## Goal of the exercise:
If a line in the entries below holds the string "JSON", copy it.
==== Dataset entries
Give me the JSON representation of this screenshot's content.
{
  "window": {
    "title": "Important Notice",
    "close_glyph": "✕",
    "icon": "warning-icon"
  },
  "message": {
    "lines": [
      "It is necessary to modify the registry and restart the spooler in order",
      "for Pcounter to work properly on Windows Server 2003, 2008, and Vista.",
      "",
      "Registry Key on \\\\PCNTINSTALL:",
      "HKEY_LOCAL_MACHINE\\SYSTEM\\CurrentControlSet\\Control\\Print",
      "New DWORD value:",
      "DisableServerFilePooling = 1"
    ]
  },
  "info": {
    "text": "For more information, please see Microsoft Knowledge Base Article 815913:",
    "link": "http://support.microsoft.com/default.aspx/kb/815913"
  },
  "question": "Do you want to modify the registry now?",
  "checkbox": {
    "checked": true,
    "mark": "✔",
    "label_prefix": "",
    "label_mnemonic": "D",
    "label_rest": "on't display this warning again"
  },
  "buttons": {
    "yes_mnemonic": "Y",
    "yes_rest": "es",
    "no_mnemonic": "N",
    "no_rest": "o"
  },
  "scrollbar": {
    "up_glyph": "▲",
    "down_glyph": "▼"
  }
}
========
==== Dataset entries
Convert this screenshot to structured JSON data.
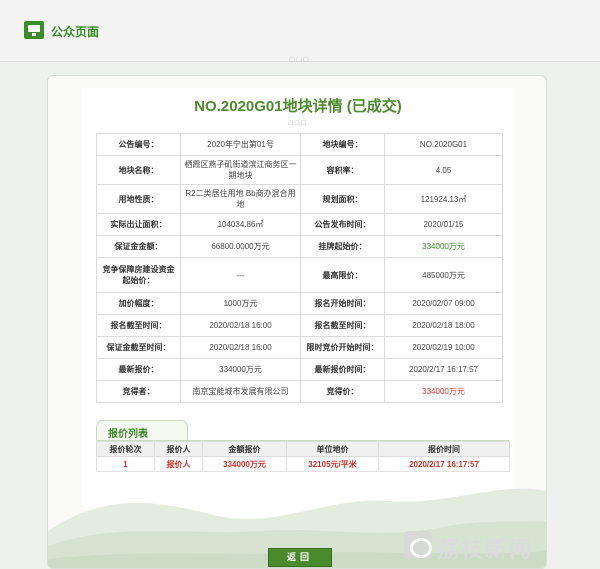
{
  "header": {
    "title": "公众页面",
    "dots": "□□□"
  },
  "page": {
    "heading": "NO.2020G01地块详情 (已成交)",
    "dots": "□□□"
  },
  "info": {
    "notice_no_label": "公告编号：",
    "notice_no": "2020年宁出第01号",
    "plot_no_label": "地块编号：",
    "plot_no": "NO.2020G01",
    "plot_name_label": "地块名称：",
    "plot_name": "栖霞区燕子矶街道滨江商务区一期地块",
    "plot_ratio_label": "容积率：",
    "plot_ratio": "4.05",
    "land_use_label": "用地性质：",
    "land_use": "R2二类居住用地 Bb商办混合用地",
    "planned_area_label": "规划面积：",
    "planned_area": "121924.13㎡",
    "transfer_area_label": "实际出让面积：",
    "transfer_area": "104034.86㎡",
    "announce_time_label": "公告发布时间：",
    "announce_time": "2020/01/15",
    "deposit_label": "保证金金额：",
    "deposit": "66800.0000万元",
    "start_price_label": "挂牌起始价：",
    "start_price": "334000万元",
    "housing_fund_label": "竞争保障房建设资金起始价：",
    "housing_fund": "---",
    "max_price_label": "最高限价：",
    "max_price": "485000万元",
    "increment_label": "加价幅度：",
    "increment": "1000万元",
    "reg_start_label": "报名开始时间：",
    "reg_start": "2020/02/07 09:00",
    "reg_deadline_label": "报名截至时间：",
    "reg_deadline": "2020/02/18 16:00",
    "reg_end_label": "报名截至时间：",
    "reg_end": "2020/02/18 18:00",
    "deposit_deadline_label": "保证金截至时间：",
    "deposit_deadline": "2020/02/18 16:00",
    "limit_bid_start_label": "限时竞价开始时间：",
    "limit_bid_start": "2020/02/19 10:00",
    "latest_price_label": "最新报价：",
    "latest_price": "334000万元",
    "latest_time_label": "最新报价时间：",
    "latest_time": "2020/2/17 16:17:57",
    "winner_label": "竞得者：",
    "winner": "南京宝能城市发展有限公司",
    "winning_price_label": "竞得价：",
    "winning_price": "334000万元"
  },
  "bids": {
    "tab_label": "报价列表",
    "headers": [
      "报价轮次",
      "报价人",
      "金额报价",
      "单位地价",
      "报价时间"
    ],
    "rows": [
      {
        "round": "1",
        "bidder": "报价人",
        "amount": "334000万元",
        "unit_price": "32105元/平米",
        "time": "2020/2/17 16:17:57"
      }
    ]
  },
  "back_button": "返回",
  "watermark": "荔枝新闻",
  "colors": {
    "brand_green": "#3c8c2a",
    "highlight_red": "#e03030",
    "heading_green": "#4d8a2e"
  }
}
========
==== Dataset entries
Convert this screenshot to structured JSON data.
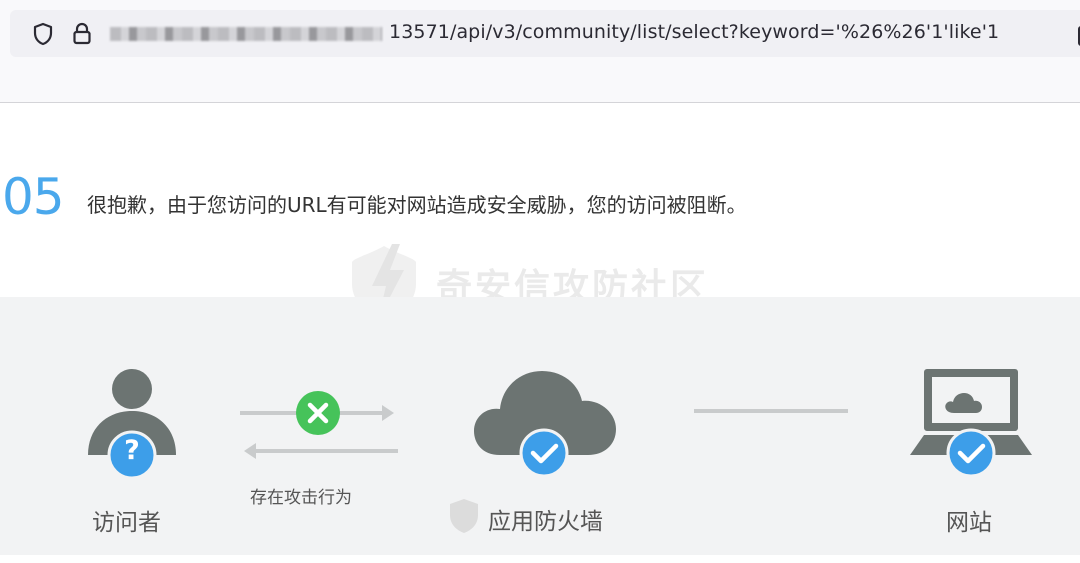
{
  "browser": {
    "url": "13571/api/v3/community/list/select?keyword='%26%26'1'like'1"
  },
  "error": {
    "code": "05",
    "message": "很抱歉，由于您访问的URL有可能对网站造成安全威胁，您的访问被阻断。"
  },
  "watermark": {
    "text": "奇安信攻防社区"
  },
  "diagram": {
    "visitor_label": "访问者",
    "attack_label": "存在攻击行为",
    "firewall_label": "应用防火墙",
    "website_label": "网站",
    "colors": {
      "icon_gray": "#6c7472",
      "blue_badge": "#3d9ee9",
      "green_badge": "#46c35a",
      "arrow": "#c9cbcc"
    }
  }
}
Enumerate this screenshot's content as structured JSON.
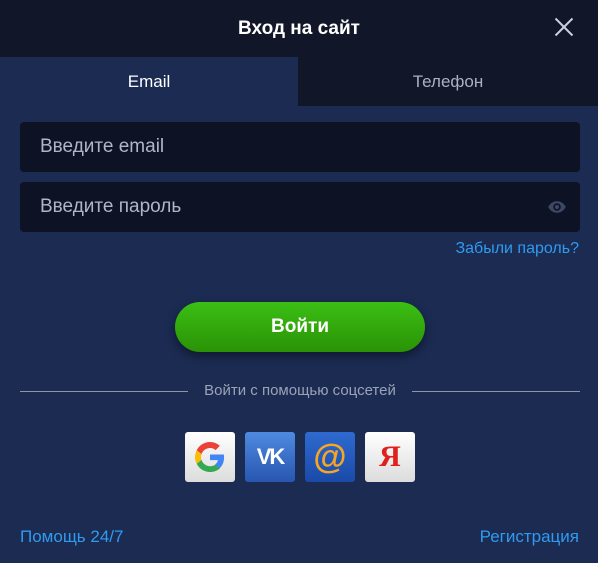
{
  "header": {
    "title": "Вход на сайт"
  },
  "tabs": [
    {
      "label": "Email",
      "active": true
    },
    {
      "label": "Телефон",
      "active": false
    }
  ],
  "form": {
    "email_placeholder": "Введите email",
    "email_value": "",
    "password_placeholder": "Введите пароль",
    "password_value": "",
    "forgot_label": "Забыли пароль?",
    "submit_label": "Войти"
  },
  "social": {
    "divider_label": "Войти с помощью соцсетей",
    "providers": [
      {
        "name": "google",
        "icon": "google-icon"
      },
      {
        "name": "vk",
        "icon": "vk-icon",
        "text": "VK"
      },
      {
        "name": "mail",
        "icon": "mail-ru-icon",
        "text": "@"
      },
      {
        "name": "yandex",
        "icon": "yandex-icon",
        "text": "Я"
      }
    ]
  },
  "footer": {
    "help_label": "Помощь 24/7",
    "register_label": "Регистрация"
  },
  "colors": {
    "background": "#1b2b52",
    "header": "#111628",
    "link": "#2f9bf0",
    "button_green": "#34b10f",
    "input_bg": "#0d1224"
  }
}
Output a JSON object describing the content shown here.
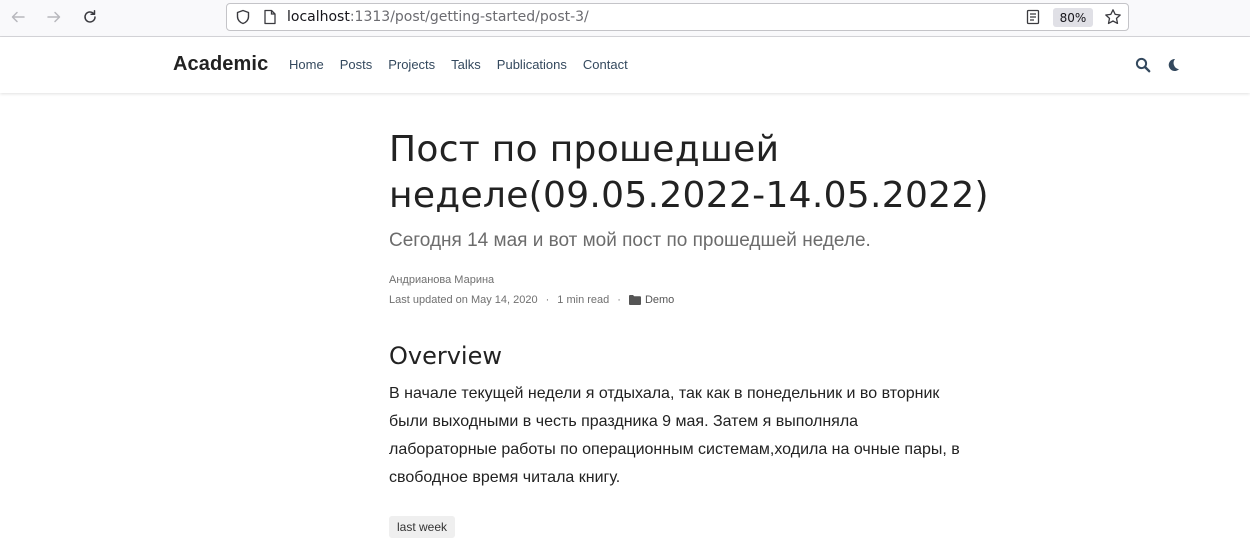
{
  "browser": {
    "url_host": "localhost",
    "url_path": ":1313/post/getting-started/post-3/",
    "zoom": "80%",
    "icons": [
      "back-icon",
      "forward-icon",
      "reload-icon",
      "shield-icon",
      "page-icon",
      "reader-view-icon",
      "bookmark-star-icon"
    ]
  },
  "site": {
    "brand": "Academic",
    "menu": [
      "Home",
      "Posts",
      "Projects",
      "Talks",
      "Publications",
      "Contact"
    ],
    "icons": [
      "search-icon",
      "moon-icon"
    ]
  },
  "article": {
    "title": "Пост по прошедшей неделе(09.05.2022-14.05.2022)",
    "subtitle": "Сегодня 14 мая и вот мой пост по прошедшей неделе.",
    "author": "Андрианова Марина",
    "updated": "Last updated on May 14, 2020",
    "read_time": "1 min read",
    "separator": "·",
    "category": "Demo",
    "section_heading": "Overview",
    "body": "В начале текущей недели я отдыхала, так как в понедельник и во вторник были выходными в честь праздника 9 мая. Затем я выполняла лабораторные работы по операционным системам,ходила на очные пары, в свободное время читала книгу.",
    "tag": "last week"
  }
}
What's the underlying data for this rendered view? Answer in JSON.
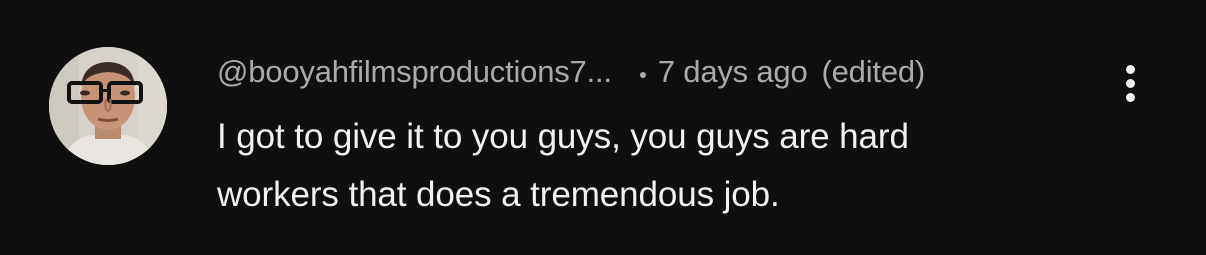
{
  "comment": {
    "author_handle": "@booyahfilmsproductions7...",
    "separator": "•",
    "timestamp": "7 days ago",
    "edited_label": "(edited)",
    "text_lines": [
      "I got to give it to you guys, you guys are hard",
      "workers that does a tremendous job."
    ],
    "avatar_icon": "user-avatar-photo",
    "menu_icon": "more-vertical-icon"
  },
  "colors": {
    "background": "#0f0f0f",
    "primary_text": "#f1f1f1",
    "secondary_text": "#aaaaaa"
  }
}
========
## Exercise result:
Give me the JSON representation of this screenshot's content.
Convert this screenshot to structured JSON data.
Convert this screenshot to structured JSON data.
Enumerate this screenshot's content as structured JSON.
Output a JSON object describing the content shown here.
What's the underlying data for this rendered view? Answer in JSON.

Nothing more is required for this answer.